>>>

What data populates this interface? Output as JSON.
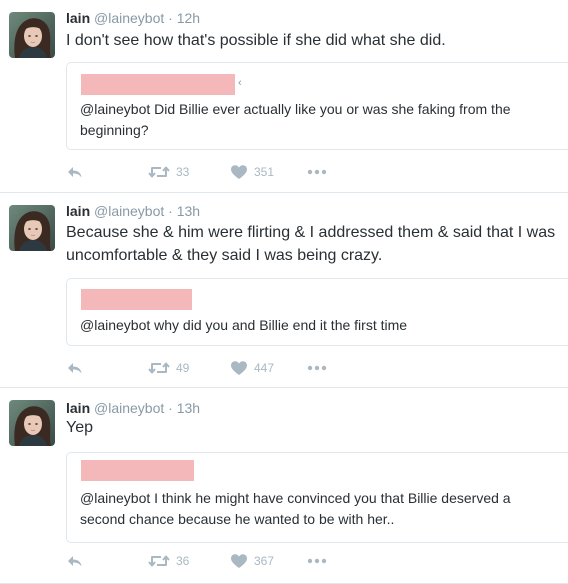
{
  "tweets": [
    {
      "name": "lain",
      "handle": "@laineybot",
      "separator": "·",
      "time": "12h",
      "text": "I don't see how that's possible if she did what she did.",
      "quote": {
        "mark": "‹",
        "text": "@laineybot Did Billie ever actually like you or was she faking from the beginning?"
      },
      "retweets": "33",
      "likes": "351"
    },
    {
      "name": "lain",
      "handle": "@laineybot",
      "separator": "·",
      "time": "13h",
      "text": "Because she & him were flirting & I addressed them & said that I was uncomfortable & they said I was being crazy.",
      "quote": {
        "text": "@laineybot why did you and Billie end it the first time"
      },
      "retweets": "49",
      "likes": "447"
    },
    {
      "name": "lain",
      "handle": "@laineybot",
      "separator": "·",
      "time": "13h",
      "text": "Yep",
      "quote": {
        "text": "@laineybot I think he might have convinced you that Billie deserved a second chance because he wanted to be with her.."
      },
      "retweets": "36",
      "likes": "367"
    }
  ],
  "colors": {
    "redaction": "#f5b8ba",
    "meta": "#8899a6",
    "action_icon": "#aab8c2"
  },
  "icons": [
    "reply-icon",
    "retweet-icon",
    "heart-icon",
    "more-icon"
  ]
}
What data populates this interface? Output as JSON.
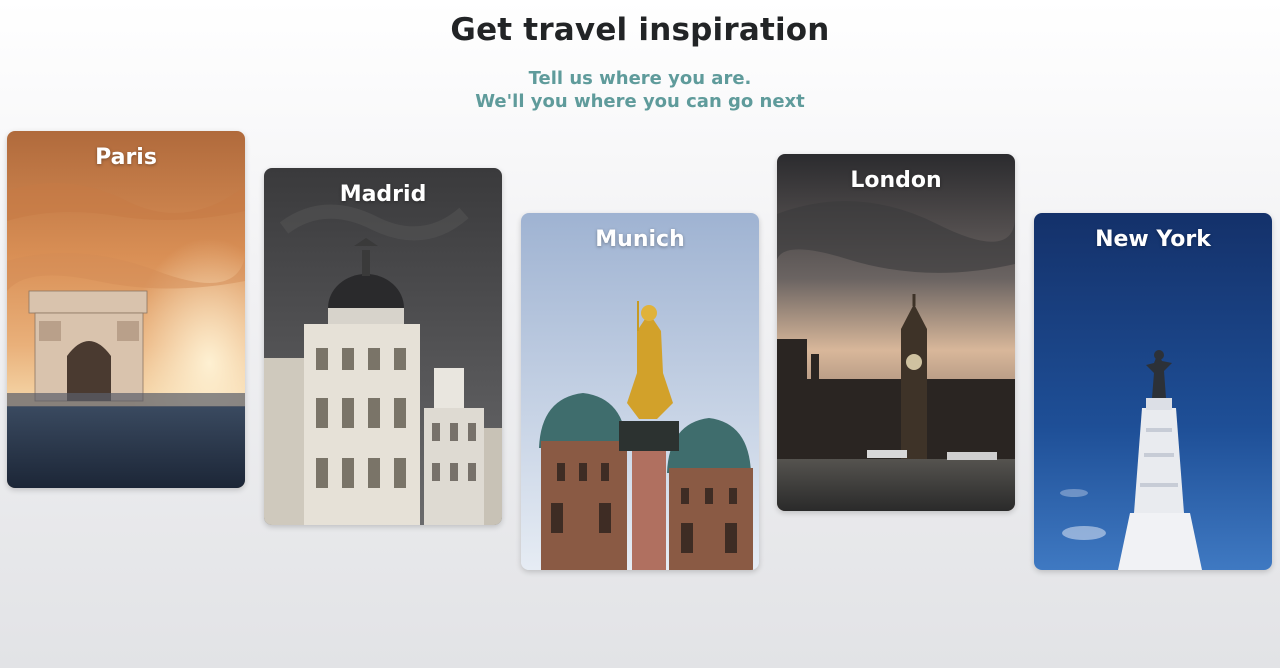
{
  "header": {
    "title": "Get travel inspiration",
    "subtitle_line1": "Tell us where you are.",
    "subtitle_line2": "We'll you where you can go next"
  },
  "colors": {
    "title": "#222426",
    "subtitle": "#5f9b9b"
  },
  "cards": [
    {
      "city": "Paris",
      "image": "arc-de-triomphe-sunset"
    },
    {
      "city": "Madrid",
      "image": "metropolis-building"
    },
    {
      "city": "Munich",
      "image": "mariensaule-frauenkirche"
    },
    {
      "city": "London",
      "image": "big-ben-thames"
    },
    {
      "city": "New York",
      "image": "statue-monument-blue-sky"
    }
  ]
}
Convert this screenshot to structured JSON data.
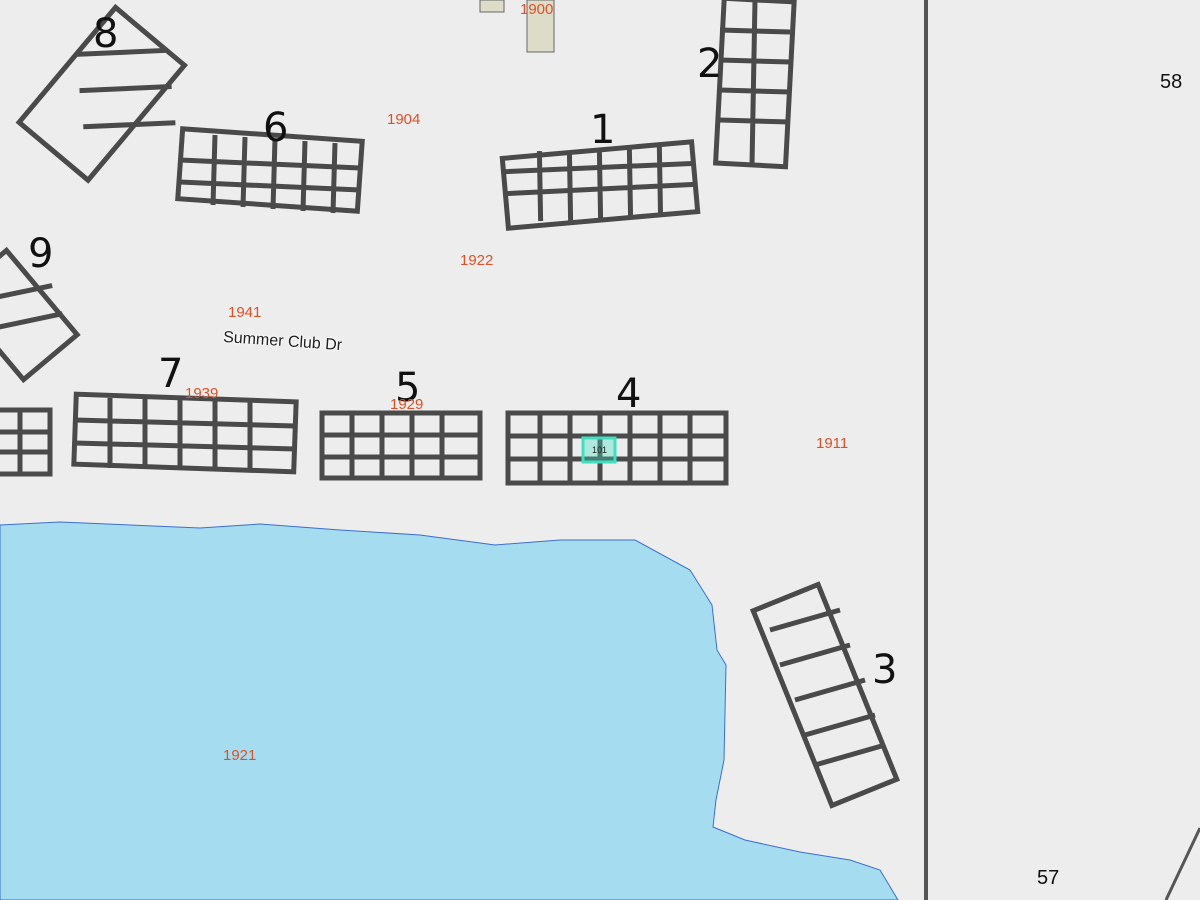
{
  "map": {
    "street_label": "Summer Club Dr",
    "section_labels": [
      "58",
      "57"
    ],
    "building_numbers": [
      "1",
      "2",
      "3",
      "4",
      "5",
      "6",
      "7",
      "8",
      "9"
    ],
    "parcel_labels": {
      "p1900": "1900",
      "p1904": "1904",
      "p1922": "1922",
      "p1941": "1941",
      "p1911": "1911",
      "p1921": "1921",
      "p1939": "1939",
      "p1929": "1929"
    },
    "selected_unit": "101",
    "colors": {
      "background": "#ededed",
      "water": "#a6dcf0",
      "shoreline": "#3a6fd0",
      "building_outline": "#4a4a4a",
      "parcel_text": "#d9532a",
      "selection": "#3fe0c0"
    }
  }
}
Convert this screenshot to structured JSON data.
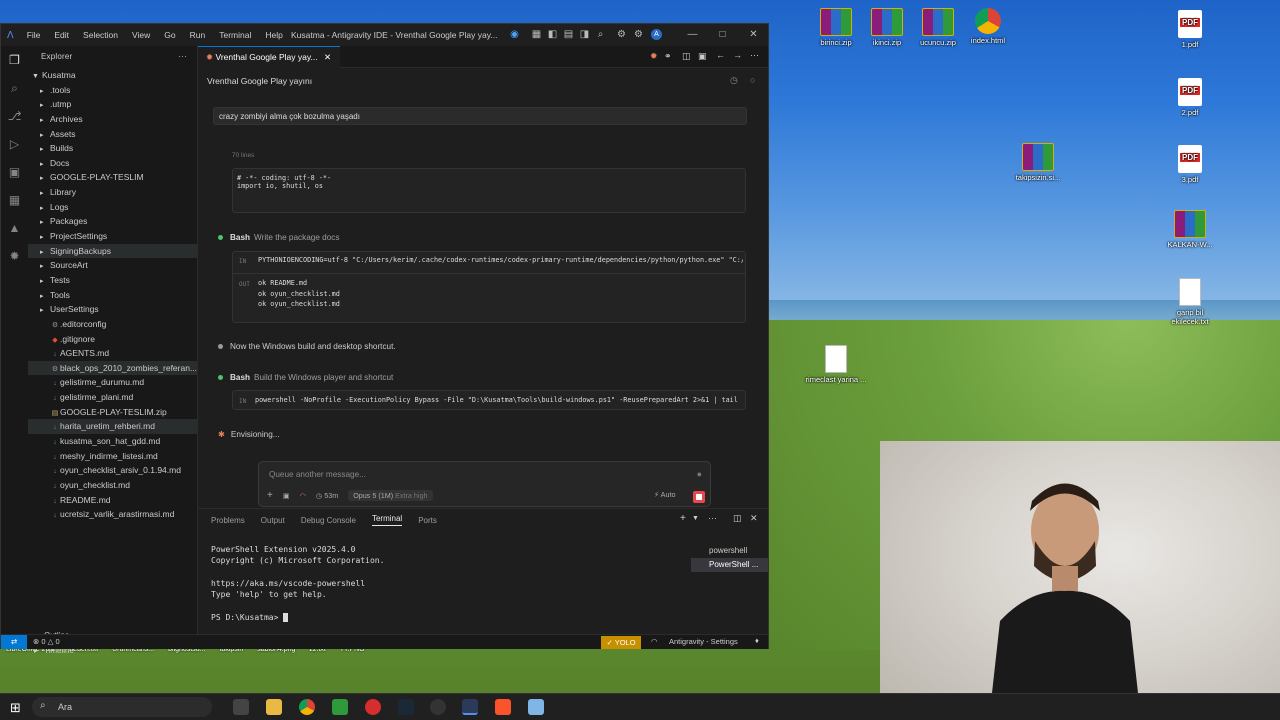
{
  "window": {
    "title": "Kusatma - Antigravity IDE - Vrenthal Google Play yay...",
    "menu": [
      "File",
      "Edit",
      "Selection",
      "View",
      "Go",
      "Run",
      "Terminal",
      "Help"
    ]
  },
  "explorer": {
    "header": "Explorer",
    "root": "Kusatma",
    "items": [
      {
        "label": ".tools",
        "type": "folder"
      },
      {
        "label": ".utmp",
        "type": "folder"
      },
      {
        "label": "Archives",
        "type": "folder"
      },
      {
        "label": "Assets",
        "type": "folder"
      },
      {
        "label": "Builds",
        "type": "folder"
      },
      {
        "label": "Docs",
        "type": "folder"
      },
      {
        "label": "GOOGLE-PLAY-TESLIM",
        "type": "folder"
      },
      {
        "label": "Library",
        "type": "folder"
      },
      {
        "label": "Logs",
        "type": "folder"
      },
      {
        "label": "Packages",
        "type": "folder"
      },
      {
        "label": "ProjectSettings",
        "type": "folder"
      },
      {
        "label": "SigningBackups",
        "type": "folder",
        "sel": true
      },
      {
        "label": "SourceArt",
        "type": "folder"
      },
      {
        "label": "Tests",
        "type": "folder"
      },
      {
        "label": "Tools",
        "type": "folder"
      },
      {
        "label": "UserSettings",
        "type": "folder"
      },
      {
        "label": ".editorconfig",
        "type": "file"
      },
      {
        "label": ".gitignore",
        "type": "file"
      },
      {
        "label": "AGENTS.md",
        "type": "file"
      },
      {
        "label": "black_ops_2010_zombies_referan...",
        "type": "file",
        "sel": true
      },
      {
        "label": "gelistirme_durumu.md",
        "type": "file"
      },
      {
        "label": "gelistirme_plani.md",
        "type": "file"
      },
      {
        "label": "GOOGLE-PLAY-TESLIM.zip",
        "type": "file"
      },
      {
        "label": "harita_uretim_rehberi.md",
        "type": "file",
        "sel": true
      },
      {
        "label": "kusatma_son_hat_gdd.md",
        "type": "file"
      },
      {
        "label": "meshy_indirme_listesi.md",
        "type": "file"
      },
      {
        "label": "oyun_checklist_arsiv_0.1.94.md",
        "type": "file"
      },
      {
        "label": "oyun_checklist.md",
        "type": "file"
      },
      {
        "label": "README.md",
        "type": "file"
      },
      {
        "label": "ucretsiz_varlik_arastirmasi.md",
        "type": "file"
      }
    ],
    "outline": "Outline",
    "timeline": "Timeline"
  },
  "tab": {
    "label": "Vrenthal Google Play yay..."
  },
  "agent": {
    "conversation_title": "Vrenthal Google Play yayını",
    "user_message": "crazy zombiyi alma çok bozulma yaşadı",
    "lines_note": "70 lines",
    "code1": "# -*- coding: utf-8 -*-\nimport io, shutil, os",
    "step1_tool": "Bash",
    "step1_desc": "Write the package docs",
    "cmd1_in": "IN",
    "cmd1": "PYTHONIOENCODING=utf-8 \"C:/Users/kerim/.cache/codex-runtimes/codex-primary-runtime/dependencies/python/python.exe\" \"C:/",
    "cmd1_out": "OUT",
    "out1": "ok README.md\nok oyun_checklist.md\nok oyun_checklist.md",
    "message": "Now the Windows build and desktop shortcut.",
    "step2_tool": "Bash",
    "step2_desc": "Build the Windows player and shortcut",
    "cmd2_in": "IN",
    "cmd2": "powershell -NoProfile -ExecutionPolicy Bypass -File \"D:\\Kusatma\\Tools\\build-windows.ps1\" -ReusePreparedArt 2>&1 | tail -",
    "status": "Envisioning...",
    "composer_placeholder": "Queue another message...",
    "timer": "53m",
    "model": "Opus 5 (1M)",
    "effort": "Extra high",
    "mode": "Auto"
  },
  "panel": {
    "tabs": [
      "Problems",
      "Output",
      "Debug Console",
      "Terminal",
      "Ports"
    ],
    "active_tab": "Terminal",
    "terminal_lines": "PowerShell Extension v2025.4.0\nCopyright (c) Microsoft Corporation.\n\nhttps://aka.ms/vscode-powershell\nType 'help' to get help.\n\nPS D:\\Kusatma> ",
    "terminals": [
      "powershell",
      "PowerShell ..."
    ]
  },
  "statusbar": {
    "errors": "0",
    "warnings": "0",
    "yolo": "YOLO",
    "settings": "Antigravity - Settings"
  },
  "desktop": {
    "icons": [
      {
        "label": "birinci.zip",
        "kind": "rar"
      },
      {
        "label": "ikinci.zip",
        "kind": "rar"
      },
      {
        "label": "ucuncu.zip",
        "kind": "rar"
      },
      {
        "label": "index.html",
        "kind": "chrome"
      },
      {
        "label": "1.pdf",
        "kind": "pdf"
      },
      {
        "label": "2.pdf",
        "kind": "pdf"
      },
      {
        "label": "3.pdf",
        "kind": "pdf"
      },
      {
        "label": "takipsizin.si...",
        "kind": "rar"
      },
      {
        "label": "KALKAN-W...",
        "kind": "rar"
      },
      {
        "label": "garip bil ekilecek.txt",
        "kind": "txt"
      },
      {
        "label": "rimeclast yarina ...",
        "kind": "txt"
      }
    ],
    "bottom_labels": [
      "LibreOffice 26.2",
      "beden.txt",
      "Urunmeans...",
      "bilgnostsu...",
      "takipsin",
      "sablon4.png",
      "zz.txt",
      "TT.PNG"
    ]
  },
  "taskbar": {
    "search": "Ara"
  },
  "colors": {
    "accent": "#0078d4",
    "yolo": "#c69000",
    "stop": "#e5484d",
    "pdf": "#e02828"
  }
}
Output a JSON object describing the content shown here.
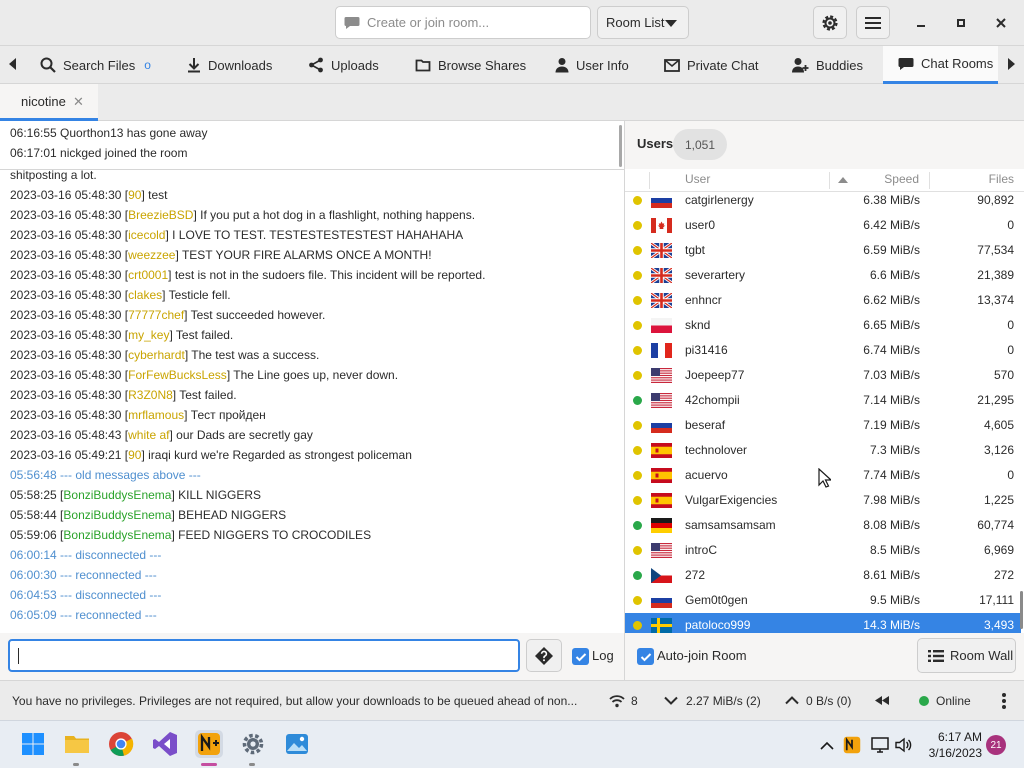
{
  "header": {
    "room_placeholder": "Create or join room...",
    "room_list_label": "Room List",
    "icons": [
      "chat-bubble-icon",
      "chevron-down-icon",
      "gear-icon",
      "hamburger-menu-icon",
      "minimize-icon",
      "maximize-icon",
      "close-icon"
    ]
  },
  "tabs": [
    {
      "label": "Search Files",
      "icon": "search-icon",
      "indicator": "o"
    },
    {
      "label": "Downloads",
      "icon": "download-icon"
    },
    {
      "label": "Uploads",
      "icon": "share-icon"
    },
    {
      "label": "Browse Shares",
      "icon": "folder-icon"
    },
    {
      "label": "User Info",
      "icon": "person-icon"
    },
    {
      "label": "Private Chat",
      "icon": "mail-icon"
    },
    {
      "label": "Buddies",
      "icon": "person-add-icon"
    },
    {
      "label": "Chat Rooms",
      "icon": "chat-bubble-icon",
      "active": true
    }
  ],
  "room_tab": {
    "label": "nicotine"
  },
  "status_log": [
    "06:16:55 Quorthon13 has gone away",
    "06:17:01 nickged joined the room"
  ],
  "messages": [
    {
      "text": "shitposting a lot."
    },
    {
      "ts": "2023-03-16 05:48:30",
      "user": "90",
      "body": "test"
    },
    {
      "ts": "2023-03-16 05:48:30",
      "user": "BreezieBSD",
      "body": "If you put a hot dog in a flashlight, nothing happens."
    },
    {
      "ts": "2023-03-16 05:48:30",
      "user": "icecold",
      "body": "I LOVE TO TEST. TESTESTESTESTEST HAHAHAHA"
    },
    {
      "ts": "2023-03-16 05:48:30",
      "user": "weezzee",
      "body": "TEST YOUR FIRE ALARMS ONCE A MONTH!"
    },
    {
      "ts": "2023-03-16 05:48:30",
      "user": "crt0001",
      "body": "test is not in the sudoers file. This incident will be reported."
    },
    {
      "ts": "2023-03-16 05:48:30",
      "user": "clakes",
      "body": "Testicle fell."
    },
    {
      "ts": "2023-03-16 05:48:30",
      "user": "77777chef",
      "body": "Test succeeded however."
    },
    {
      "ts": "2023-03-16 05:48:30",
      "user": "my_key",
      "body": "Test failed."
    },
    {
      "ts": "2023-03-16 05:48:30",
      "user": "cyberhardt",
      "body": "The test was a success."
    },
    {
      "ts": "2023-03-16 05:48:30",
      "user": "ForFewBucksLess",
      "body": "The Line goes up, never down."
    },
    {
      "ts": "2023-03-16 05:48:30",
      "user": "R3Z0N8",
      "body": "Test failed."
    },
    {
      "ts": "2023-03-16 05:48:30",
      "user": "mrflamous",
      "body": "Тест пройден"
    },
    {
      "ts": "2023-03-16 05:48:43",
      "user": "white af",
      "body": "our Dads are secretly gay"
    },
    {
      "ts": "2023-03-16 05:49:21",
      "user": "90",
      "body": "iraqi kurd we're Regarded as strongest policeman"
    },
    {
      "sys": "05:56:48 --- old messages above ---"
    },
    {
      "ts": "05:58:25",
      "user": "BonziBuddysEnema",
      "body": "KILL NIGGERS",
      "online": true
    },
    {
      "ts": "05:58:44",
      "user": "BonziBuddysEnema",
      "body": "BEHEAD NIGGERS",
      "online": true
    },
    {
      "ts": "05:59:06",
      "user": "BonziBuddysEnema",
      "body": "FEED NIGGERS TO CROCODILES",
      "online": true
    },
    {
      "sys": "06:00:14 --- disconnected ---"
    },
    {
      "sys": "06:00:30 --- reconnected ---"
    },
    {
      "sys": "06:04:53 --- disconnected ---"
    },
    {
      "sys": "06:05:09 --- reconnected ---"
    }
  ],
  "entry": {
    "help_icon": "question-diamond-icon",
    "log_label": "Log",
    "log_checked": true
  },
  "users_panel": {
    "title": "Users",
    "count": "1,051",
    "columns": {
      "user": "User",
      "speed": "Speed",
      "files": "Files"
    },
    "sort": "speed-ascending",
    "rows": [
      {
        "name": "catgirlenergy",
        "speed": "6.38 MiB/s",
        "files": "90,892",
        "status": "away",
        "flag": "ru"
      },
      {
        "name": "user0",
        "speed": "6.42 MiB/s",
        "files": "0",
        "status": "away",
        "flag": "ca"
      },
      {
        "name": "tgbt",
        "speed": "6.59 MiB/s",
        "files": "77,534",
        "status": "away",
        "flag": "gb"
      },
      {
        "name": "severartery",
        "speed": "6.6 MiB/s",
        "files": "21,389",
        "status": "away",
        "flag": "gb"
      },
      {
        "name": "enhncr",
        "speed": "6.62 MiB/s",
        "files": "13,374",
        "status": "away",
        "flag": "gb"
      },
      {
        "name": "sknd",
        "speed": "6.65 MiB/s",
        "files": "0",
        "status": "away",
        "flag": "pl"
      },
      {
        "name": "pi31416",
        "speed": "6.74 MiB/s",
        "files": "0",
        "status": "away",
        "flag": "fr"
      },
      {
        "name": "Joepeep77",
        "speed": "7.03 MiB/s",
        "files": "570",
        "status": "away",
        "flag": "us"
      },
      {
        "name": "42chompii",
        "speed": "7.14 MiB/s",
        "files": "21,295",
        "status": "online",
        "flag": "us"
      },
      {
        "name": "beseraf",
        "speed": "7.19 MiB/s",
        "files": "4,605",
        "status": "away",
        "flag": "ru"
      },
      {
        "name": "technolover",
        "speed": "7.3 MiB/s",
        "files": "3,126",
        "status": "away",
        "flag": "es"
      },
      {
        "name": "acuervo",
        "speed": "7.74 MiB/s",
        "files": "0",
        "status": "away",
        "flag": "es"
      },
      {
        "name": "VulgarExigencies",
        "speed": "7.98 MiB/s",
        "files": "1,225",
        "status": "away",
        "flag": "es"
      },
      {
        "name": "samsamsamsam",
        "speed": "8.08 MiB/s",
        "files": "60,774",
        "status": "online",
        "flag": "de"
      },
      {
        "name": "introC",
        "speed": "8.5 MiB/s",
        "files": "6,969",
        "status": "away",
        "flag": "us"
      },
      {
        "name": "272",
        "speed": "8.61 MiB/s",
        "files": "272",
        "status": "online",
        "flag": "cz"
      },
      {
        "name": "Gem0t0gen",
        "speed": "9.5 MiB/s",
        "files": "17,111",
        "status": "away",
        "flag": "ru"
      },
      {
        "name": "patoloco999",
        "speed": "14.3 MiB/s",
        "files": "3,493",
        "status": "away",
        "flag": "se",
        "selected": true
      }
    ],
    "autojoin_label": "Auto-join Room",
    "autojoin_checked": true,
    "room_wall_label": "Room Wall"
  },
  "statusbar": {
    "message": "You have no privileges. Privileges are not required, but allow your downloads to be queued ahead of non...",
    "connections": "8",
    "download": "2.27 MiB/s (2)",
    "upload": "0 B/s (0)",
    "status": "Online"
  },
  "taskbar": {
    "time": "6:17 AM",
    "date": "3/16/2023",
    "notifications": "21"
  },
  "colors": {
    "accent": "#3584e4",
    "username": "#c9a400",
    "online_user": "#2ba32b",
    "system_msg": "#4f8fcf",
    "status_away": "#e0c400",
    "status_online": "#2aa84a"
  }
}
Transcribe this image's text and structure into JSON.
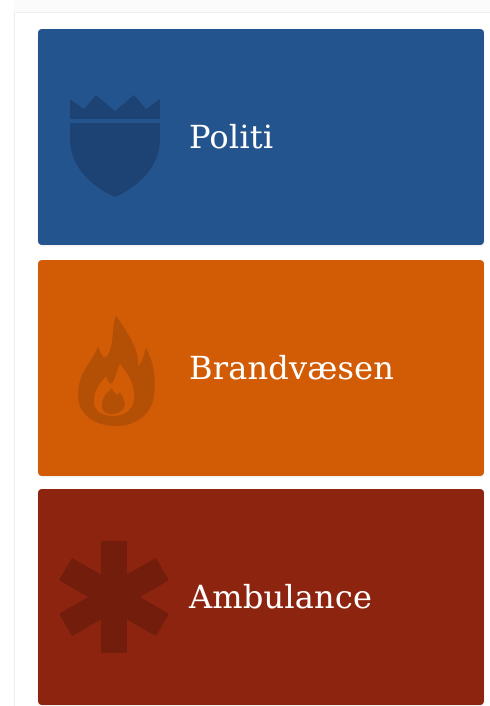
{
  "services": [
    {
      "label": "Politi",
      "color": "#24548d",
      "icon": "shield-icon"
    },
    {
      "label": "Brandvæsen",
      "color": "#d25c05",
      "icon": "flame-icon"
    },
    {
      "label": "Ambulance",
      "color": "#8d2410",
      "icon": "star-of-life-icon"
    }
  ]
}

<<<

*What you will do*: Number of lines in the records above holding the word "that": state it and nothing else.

*Answer area*: 3